  • The point Large Intestine 4 between your thumb and pointer finger has an excellent action influencing anything on the face and is useful as a more distal point.
Acupuncture Point Large Intestine 4
Acupuncture Point Large Intestine 4
  • Yin Tang between your eyebrows and massaging along your eyebrows (frontal sinuses) can help if you have itchy eyes or if you find you have pressure or pain along your eyebrows.
Acupuncture Point Yin Tang
Acupuncture Point Yin Tang
  • Another great point is Du 23 which has an internal link to your nose.
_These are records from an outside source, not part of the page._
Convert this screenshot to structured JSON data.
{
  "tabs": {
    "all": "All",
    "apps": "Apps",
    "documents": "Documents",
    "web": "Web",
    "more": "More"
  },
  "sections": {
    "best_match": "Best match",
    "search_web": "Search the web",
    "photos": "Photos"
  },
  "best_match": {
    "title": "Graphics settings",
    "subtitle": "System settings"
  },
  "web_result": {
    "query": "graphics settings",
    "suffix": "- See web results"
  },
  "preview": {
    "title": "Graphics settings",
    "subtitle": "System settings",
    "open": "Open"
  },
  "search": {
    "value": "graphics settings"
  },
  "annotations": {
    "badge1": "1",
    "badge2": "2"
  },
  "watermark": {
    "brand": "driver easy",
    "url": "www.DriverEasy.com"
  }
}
To find this point go along the middle of your face up from Yin Tang and just a tad inside your hair line and massage that area.

 

Acupuncture and Traditional Chinese Medicine can have fantastic results with Hay Fever, if you have any questions please feel free to contact us at Mornington Chinese Medicine for further advice.  Hay Fever is something you should never have to suffer through as there are so many fantastic and natural options to help prevent the symptoms from occurring.

To book an appointment with Simon Altman or to discuss how acupuncture can assist you with hayfever relief you can call us at the clinic on 5973-6886

Simon is available Monday 2pm-8pm and Saturday 9am-2pm and treats both adults and children.

Acupuncture point diagrams are used with permission and from the fantastic book by
Peter Deadman called A Manual of Acupuncture.

The online edition can be found HERE.
The printed version can be ordered from AMAZON or directly from the JCM.